Some of it, though, is because these days it seems we have been given permission to be hateful.

Those of us who live here in Victoria, the provincial capital, are pretty close to the political action when it fires up. Many of my students and friends over the years have been government employees in one capacity or another, so I’ve heard lots of stories, good and bad, about the people who run our government.

I became involved in a campaign many years ago when someone talked me into volunteering for a political party during a provincial election. I was pretty young and naïve, and I thought it would be kind of exciting. Well, it certainly was an eye opener.

One of my first jobs was canvassing, which meant going to a designated area within the riding and knocking on every door in the neighbourhood. A lot of volunteers didn’t like canvassing, for reasons I was about to find out. But I was game.

To be fair, many people whose doorbells I rang were polite and took the leaflet I handed them with a smile. But there were others who called me every name in the book, some even slamming the door in my face. It was humiliating. And here I was, thinking I was doing something positive and helpful.

I was supposed to canvass the whole area three times during the course of the campaign, but I think I probably only managed one cycle. That was enough for me.

I also worked the telephones at campaign headquarters. One day, our candidate walked in to meet with all of the office workers and volunteers. He made the time to come up and sit by my desk, chit chat a little, and thank me for volunteering. I immediately liked him and was suddenly filled with that sense of purpose I’d been seeking. Our little chat was the best thing about the whole campaign for me.

Years later, that candidate became the Premier of B.C.

There are many good people out there who truly want to make a difference in their community, province or country. They work hard and they put in long hours, often against all odds, to effect change. They are the ones who are passionate about their work, who try to reach across the aisle and find compromise. They’re the ones who will sit down at the desk of a lowly campaign worker and sincerely thank them for their efforts.

But as sincere and as passionate as these people might be, even if they succeed at getting something done, sometimes they just can’t win. Somebody’s always going to be seething.

Maybe we should consider being a little kinder to them. We can certainly disagree, but don’t make it personal.

Oh, I know there are the bad apples too: those with a sense of entitlement who care more about themselves and their rise to the top than they do their constituents. But that will always be true, in any career.

What I really hope for is that there will be enough younger people interested in fulfilling those important rolls in the future, because we really do need them. Experience is one thing. A fresh, new outlook is another.
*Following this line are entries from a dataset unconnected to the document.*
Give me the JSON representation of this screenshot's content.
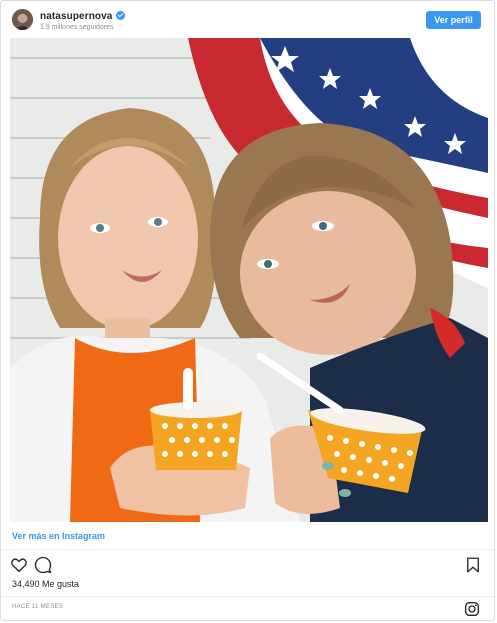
{
  "post": {
    "username": "natasupernova",
    "followers": "1.9 millones seguidores",
    "follow_label": "Ver perfil",
    "more_link": "Ver más en Instagram",
    "likes": "34,490 Me gusta",
    "time_ago": "HACE 11 MESES"
  },
  "icons": {
    "verified": "verified-badge-icon",
    "like": "heart-icon",
    "comment": "comment-bubble-icon",
    "save": "bookmark-icon",
    "brand": "instagram-icon"
  },
  "colors": {
    "accent": "#3897f0",
    "text": "#262626",
    "muted": "#8e8e8e",
    "border": "#dbdbdb"
  }
}
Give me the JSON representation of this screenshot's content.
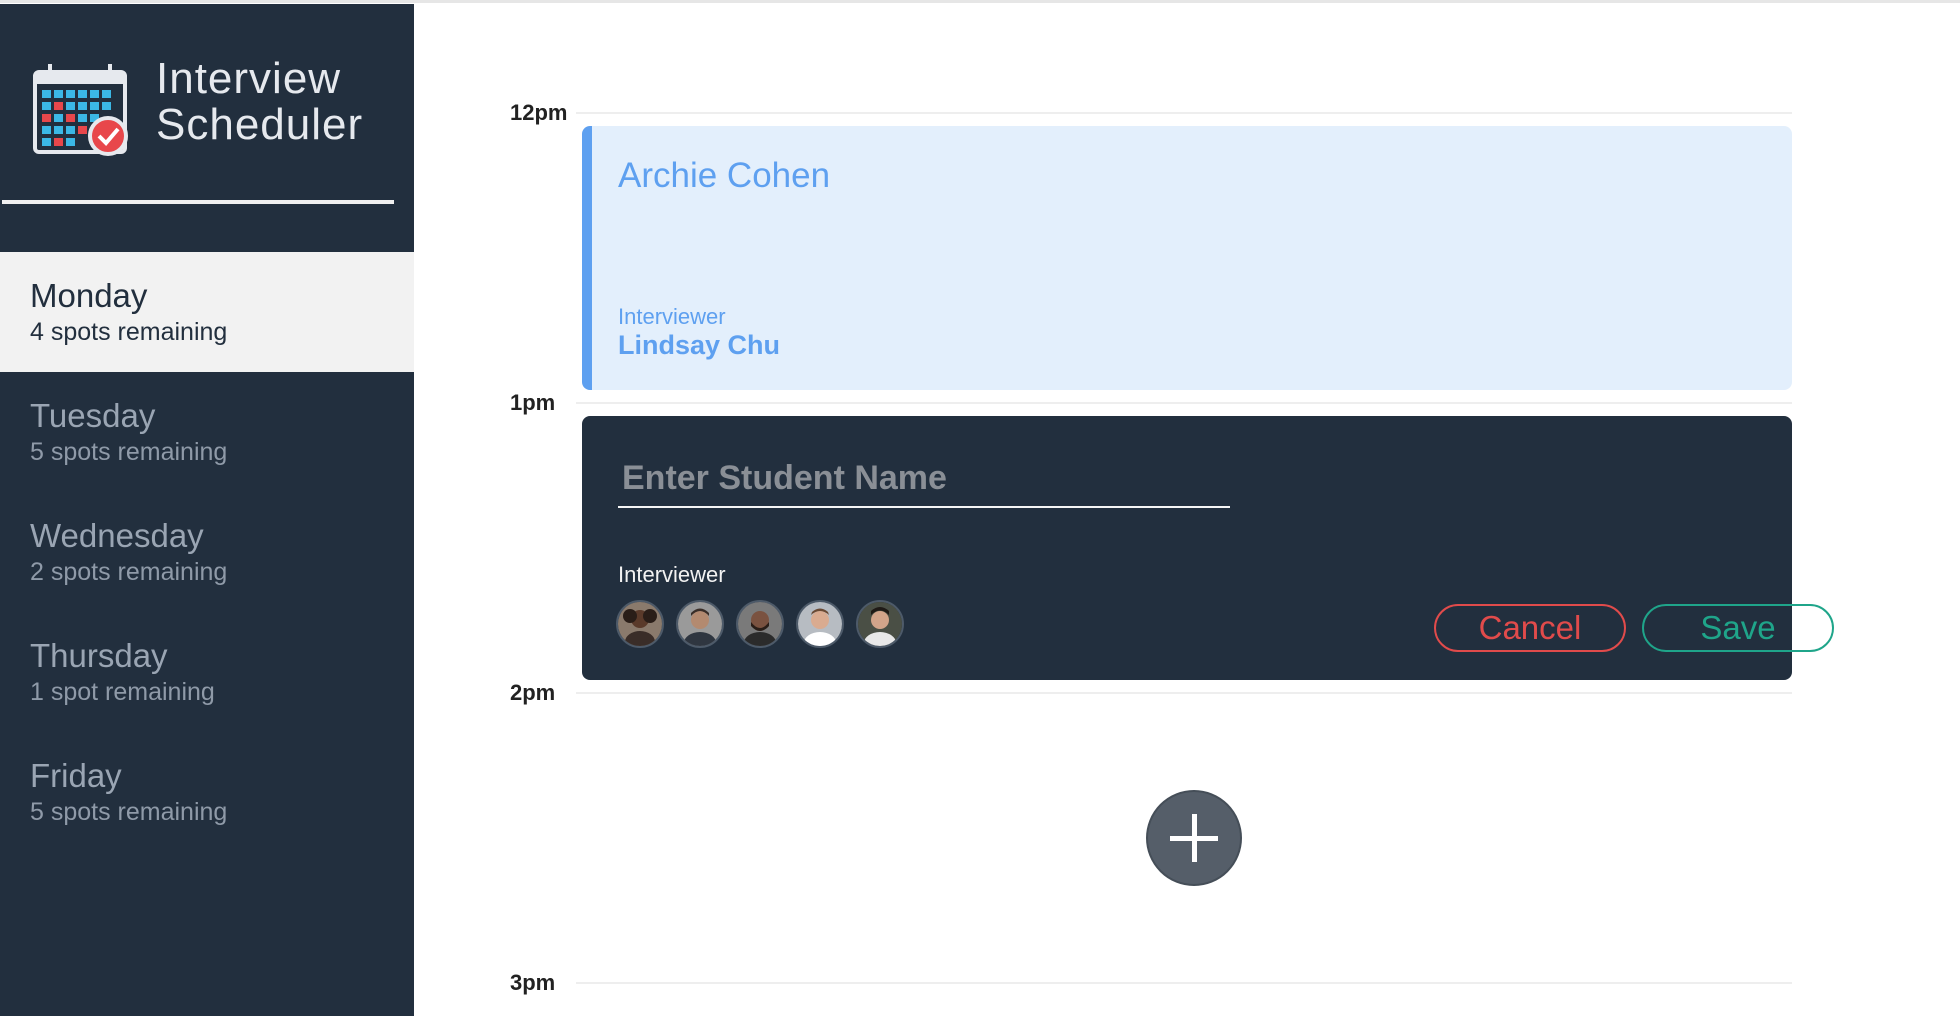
{
  "brand": {
    "line1": "Interview",
    "line2": "Scheduler",
    "logo_icon": "calendar-check-icon"
  },
  "days": [
    {
      "name": "Monday",
      "spots": "4 spots remaining",
      "selected": true
    },
    {
      "name": "Tuesday",
      "spots": "5 spots remaining",
      "selected": false
    },
    {
      "name": "Wednesday",
      "spots": "2 spots remaining",
      "selected": false
    },
    {
      "name": "Thursday",
      "spots": "1 spot remaining",
      "selected": false
    },
    {
      "name": "Friday",
      "spots": "5 spots remaining",
      "selected": false
    }
  ],
  "times": [
    "12pm",
    "1pm",
    "2pm",
    "3pm"
  ],
  "booked": {
    "student": "Archie Cohen",
    "interviewer_label": "Interviewer",
    "interviewer_name": "Lindsay Chu"
  },
  "form": {
    "placeholder": "Enter Student Name",
    "value": "",
    "interviewer_label": "Interviewer",
    "avatars": [
      "interviewer-avatar-1",
      "interviewer-avatar-2",
      "interviewer-avatar-3",
      "interviewer-avatar-4",
      "interviewer-avatar-5"
    ],
    "cancel_label": "Cancel",
    "save_label": "Save"
  },
  "add_icon": "plus-icon",
  "colors": {
    "sidebar": "#222f3e",
    "selected_day": "#f2f2f2",
    "booked_bg": "#e3effc",
    "booked_accent": "#5ea0f0",
    "cancel": "#e14b4b",
    "save": "#1fa58a",
    "add_button": "#555e69"
  }
}
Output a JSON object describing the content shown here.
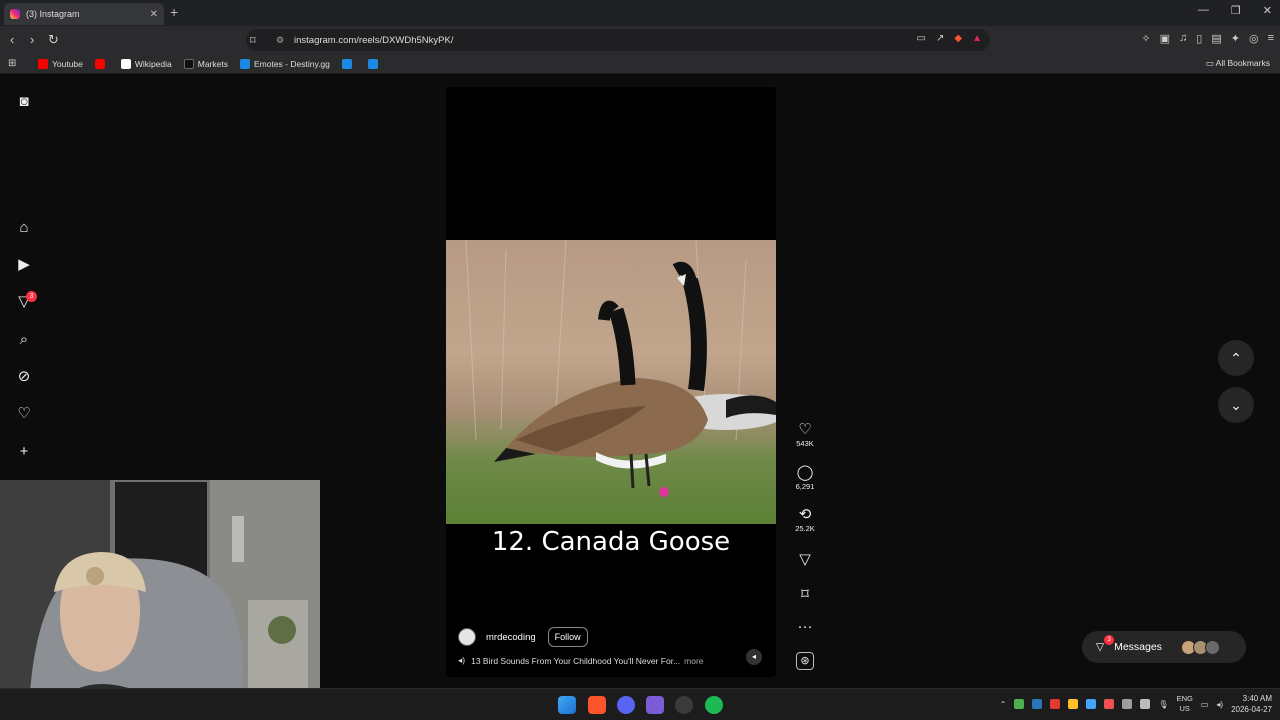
{
  "browser": {
    "tab_title": "(3) Instagram",
    "tab_close": "✕",
    "new_tab": "+",
    "url": "instagram.com/reels/DXWDh5NkyPK/",
    "back": "‹",
    "forward": "›",
    "reload": "↻",
    "window_controls": [
      "—",
      "❐",
      "✕"
    ],
    "bookmarks": [
      {
        "label": "Youtube",
        "color": "#ff0000"
      },
      {
        "label": "",
        "color": "#ff0000"
      },
      {
        "label": "Wikipedia",
        "color": "#ffffff"
      },
      {
        "label": "Markets",
        "color": "#222222"
      },
      {
        "label": "Emotes - Destiny.gg",
        "color": "#1e88e5"
      },
      {
        "label": "",
        "color": "#1e88e5"
      },
      {
        "label": "",
        "color": "#1e88e5"
      }
    ],
    "all_bookmarks": "All Bookmarks"
  },
  "sidebar": {
    "notifications_count": "3"
  },
  "reel": {
    "title_text": "12. Canada Goose",
    "username": "mrdecoding",
    "follow_label": "Follow",
    "description": "13 Bird Sounds From Your Childhood You'll Never For...",
    "more_label": "more",
    "likes": "543K",
    "comments": "6,291",
    "reposts": "25.2K"
  },
  "messages": {
    "label": "Messages",
    "badge": "3"
  },
  "taskbar": {
    "lang_top": "ENG",
    "lang_bottom": "US",
    "time": "3:40 AM",
    "date": "2026-04-27"
  },
  "colors": {
    "accent_red": "#ff3040",
    "brave": "#fb542b"
  }
}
And hopefully, they’ll have a thicker skin than I did when they go out on their first round of canvassing.

The only constituents I have to deal with these days are the members of my household. We disagree on a lot of things sometimes, but when it comes to Sunday dinner, this is an autocracy. I hold all the power.